START Records to process
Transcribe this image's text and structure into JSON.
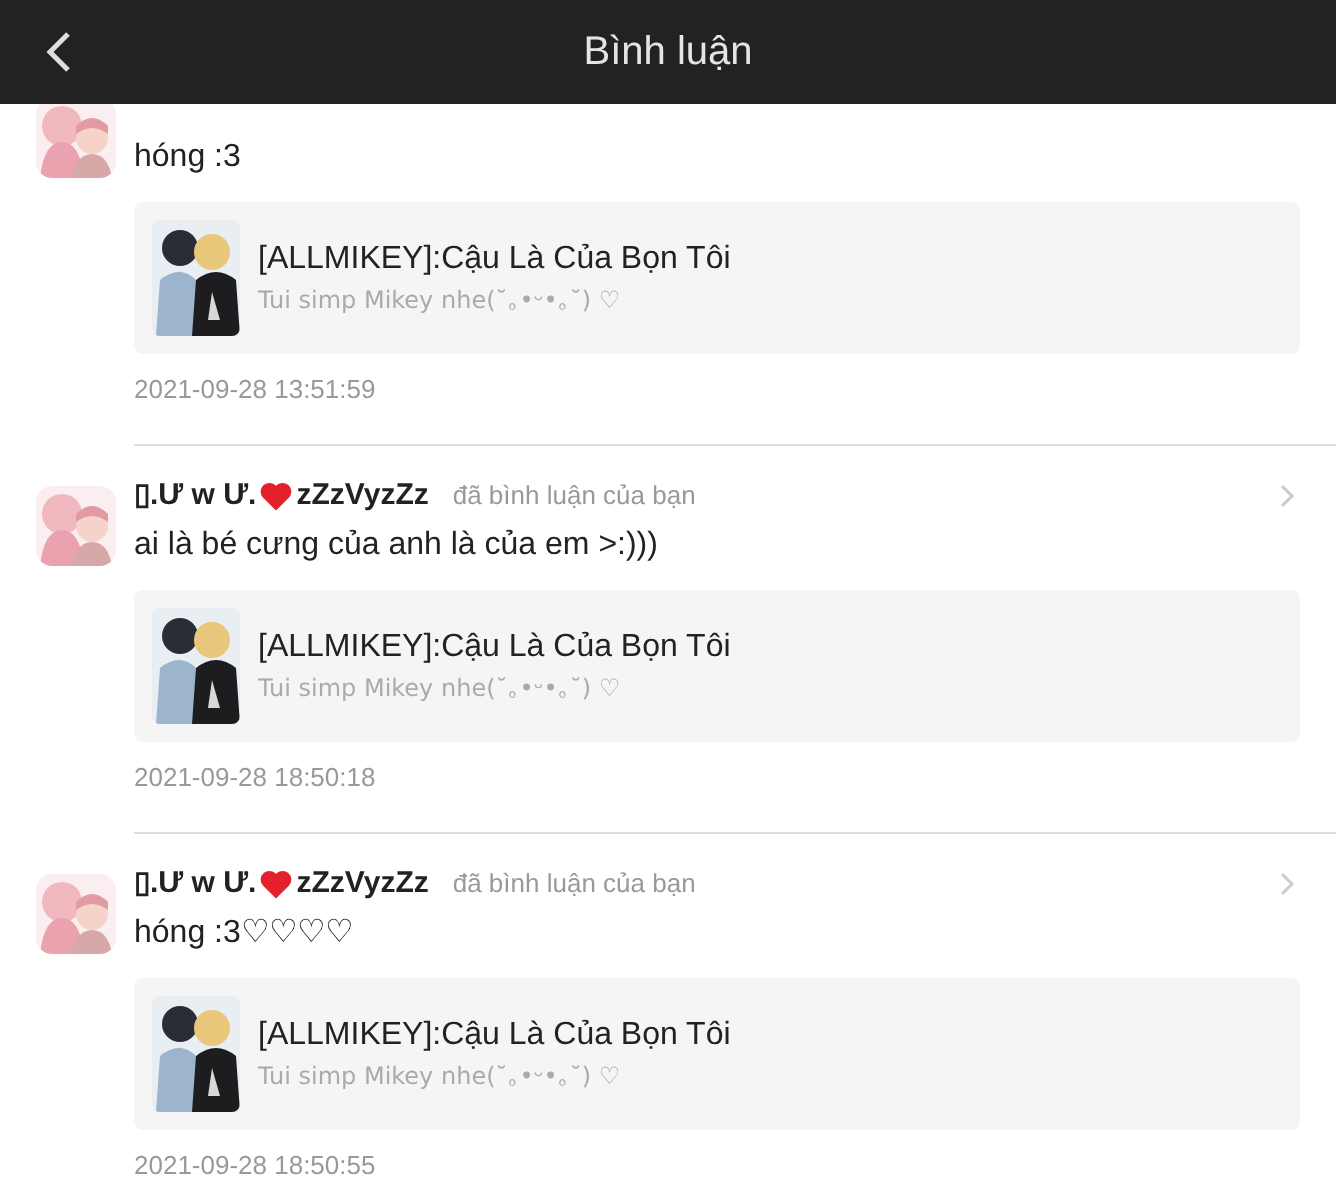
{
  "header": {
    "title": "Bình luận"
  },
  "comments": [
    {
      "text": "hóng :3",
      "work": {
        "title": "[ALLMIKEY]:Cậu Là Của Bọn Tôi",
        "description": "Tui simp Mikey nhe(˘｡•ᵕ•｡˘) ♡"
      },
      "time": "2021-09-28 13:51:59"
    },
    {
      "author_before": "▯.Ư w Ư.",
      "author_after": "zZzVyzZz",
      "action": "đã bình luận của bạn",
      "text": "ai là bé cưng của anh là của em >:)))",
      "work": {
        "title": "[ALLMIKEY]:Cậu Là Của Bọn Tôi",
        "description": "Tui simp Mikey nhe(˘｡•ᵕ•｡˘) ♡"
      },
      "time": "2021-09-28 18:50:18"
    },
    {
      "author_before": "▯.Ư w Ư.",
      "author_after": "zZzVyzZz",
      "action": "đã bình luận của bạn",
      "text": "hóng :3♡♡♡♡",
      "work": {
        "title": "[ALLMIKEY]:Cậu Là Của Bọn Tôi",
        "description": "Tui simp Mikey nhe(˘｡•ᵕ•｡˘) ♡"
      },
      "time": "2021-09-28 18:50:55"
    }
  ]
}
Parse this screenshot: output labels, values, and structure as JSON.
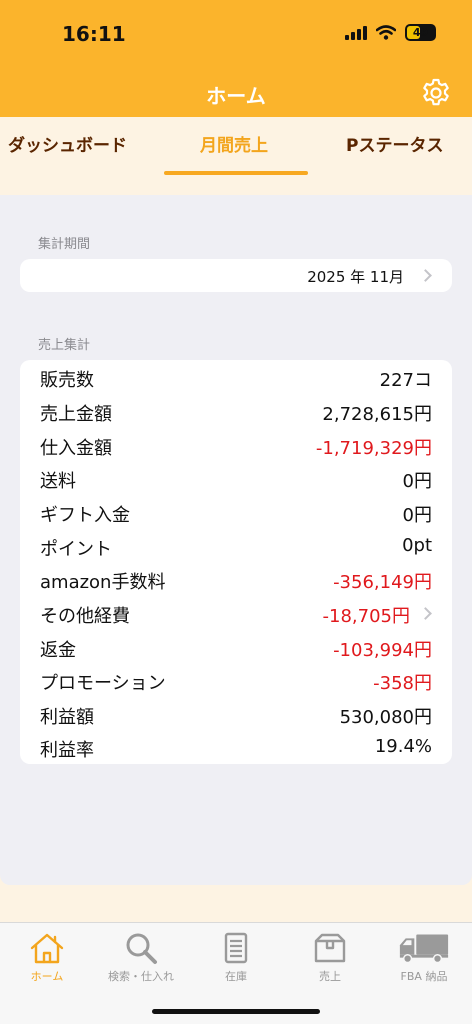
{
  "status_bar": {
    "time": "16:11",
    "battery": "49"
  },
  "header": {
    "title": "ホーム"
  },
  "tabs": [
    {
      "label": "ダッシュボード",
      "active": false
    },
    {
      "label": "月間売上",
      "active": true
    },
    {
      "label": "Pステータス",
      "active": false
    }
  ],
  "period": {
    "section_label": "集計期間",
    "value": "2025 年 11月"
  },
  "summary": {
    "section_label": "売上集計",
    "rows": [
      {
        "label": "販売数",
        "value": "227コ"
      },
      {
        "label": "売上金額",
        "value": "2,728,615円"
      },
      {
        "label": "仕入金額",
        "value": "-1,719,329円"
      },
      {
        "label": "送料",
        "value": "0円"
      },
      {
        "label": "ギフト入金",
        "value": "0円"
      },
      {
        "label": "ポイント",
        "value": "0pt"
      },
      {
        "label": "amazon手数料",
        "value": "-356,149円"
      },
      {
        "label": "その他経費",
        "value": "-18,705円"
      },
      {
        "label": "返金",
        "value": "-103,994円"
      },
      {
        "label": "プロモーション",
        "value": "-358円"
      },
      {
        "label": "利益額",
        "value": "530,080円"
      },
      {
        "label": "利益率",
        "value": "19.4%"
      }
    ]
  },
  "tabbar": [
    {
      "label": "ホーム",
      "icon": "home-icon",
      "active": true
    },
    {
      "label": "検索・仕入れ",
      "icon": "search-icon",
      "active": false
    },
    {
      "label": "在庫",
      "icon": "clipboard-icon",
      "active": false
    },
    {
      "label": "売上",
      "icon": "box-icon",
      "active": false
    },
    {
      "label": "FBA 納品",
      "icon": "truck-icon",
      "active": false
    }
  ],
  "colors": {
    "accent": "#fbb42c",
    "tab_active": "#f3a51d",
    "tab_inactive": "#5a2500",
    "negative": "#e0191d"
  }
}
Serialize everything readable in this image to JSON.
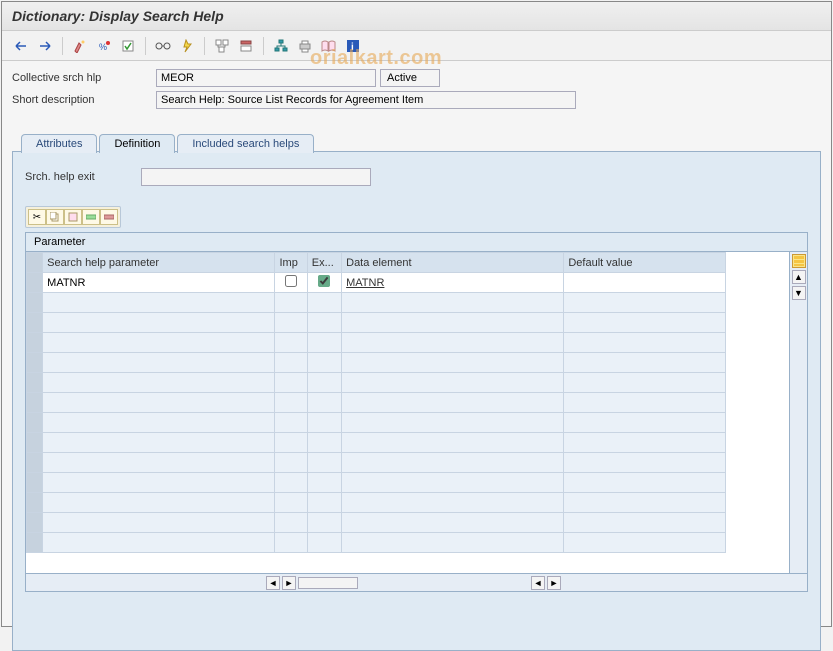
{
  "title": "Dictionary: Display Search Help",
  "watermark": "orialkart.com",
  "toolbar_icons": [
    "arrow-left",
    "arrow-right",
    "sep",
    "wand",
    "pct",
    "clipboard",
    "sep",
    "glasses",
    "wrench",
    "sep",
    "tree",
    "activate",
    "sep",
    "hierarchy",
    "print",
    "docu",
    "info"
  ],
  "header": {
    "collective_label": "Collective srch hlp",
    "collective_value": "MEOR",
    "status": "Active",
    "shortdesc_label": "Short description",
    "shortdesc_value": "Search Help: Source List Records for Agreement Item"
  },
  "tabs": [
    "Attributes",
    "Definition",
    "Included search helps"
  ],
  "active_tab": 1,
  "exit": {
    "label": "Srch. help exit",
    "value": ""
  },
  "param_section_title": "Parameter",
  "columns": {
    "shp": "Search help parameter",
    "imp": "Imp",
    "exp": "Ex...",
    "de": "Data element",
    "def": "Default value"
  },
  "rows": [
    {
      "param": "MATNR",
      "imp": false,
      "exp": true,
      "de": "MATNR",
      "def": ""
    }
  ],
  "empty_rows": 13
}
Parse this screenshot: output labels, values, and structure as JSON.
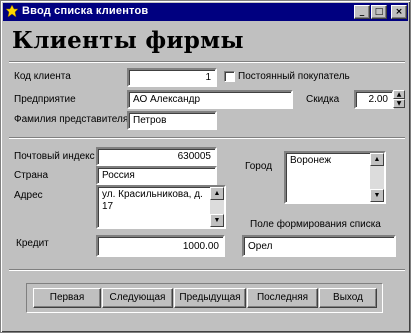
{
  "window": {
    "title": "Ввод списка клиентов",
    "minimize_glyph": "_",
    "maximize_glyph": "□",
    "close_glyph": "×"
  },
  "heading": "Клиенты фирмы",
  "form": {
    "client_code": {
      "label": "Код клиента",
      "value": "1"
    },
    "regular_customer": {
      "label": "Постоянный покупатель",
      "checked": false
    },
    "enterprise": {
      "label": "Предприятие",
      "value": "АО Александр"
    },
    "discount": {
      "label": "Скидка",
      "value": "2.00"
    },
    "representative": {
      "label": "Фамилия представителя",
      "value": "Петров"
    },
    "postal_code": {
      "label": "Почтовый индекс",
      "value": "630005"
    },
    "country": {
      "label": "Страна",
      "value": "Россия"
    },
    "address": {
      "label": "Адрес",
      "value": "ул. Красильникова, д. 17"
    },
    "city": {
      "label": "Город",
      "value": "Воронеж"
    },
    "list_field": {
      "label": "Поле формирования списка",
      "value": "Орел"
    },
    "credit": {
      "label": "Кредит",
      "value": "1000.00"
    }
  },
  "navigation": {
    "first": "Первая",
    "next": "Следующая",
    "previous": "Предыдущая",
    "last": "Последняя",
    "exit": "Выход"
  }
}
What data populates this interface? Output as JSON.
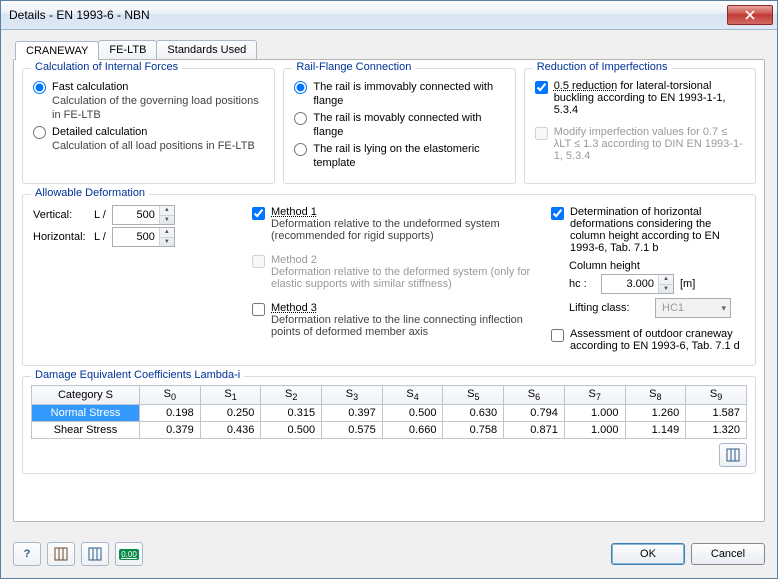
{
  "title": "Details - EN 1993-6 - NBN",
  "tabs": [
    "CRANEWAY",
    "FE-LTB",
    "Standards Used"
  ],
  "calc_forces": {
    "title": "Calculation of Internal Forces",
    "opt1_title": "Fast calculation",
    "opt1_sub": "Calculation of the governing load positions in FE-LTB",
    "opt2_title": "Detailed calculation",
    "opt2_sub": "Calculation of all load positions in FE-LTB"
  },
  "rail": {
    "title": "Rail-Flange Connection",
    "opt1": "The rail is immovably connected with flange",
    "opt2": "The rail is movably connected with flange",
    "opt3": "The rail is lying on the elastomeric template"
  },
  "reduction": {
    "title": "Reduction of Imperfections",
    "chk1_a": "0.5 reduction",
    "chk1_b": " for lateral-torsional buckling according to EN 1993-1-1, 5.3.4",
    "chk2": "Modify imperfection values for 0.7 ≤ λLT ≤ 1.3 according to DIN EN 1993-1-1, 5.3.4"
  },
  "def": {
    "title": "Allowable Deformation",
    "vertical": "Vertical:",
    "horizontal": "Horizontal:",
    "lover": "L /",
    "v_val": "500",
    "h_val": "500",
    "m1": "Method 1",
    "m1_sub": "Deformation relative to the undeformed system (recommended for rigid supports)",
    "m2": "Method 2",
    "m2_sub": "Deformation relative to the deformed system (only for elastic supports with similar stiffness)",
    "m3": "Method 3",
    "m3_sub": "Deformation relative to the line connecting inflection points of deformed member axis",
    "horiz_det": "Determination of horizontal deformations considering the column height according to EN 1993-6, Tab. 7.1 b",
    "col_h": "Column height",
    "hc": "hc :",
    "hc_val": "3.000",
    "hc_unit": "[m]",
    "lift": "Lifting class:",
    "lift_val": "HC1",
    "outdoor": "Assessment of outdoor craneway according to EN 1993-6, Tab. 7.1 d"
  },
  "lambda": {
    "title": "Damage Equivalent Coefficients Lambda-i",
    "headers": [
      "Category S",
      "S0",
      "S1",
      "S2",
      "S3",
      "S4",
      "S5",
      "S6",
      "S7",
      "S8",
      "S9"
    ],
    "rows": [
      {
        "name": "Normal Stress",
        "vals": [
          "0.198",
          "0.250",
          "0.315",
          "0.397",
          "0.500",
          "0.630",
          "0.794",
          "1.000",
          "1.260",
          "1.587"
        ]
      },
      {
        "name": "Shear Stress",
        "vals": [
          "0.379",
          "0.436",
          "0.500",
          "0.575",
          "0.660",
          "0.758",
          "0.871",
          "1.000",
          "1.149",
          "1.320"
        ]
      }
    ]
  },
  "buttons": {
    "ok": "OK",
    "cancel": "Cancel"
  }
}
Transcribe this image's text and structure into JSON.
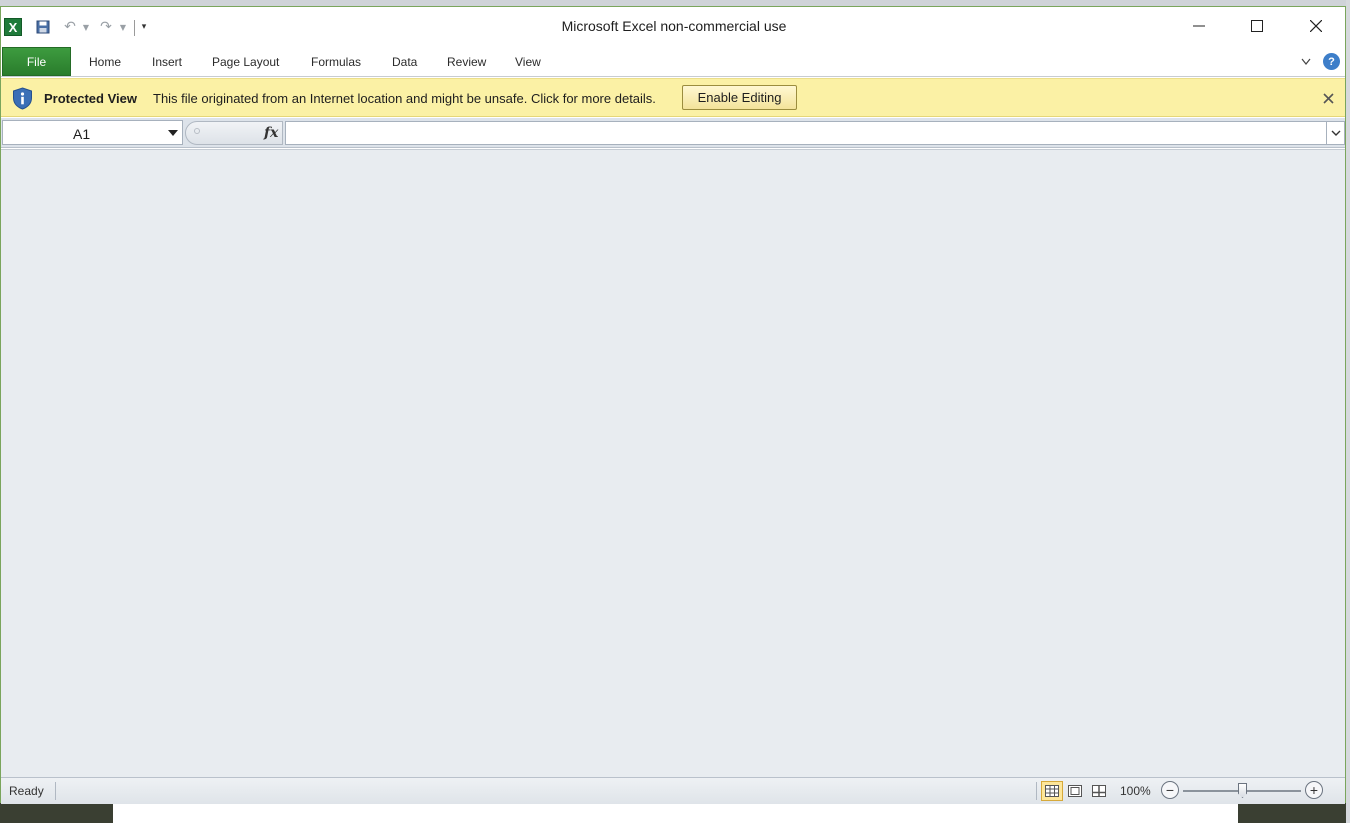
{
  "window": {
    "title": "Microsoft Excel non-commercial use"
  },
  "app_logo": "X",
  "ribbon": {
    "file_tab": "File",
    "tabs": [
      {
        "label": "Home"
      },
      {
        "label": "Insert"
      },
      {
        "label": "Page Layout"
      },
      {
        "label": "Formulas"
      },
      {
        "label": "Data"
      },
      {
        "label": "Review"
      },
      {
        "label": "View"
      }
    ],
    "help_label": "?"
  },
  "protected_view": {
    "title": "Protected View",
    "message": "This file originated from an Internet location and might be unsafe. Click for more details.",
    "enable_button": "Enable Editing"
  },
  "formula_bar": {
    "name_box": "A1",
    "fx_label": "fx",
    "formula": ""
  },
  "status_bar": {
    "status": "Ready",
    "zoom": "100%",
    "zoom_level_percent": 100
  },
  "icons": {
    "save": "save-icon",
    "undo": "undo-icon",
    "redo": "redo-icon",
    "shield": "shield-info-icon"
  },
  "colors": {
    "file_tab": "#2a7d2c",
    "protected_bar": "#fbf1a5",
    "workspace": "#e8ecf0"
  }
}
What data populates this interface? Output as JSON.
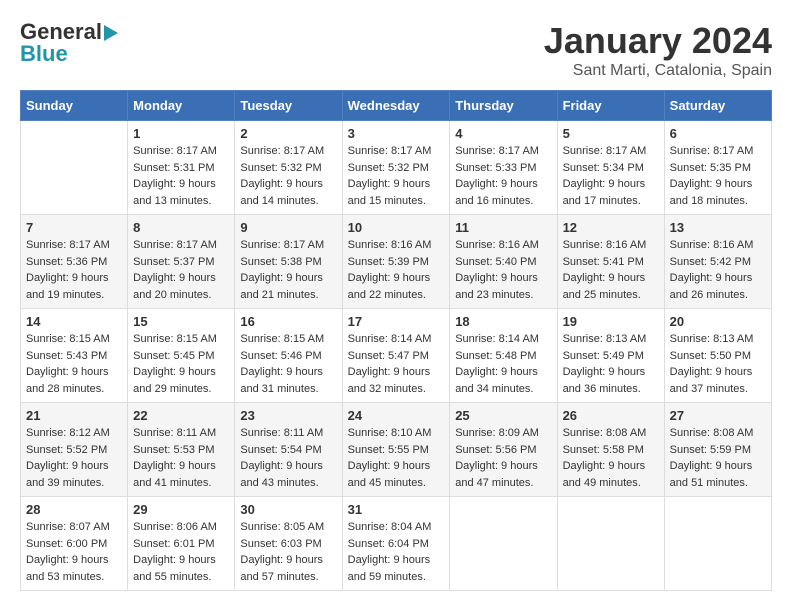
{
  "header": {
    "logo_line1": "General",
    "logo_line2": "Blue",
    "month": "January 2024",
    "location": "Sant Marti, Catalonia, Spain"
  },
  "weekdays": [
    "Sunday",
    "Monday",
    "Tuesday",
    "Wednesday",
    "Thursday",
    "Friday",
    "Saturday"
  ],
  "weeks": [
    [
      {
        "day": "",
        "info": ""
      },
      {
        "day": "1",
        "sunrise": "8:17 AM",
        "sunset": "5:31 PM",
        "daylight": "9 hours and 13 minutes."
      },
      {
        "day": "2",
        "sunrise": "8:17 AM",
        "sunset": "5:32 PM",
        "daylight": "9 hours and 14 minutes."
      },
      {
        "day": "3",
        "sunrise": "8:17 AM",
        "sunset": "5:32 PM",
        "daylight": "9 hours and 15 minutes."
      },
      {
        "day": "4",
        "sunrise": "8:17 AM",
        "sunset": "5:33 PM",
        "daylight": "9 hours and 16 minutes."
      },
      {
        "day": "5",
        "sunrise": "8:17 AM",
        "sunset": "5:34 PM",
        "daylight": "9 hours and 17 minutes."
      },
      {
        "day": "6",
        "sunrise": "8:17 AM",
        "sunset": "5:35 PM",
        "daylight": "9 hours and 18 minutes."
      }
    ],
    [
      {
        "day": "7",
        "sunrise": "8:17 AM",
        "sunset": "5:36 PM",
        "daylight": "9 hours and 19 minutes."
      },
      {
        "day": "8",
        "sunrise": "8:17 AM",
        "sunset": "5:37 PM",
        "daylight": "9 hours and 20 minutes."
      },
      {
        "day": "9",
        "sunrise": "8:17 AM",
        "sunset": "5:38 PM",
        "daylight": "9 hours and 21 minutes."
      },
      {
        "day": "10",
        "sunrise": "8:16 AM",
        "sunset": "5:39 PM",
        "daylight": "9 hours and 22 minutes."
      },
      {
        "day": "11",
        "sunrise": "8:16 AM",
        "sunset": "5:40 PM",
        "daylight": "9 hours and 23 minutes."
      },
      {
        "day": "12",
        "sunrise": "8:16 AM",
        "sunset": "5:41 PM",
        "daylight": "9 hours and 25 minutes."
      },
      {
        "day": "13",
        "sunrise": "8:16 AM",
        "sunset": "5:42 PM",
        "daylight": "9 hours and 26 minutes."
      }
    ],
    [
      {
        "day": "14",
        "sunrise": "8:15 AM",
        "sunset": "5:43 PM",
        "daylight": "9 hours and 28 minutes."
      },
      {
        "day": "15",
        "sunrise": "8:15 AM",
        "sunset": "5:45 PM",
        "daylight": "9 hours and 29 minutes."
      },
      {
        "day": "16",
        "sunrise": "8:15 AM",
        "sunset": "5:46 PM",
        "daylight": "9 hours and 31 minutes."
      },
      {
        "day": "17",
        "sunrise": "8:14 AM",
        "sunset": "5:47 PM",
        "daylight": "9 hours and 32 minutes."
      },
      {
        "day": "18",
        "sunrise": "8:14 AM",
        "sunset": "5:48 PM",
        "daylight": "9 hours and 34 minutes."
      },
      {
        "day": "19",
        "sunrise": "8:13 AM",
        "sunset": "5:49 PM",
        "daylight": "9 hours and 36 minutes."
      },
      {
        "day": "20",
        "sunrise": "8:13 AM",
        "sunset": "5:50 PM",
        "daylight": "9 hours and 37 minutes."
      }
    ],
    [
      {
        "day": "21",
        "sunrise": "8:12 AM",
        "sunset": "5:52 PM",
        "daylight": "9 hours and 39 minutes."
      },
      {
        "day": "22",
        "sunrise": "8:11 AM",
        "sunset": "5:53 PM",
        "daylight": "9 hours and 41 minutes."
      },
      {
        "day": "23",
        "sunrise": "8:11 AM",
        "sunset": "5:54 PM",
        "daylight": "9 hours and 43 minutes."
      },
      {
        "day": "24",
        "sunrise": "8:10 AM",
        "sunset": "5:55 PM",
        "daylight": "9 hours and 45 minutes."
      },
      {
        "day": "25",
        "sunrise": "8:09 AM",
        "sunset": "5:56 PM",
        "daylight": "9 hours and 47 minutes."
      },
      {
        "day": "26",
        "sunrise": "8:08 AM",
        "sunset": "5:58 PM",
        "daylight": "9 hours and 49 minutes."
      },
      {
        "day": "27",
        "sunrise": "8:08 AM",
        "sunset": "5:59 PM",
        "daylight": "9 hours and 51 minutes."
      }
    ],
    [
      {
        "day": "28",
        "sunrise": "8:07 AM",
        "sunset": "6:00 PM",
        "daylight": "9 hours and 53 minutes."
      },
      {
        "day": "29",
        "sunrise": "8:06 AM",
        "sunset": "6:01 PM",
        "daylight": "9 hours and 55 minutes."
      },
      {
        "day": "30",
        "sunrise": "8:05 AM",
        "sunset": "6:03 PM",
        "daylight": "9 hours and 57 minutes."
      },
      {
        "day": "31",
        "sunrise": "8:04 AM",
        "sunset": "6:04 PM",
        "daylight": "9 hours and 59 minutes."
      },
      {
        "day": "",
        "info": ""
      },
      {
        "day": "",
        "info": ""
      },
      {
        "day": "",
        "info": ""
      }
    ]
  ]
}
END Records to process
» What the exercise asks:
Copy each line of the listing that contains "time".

» Result for this task:
      "time": "2021-09-28 13:51:59"
      "time": "2021-09-28 18:50:18"
      "time": "2021-09-28 18:50:55"
    "time": "16:11",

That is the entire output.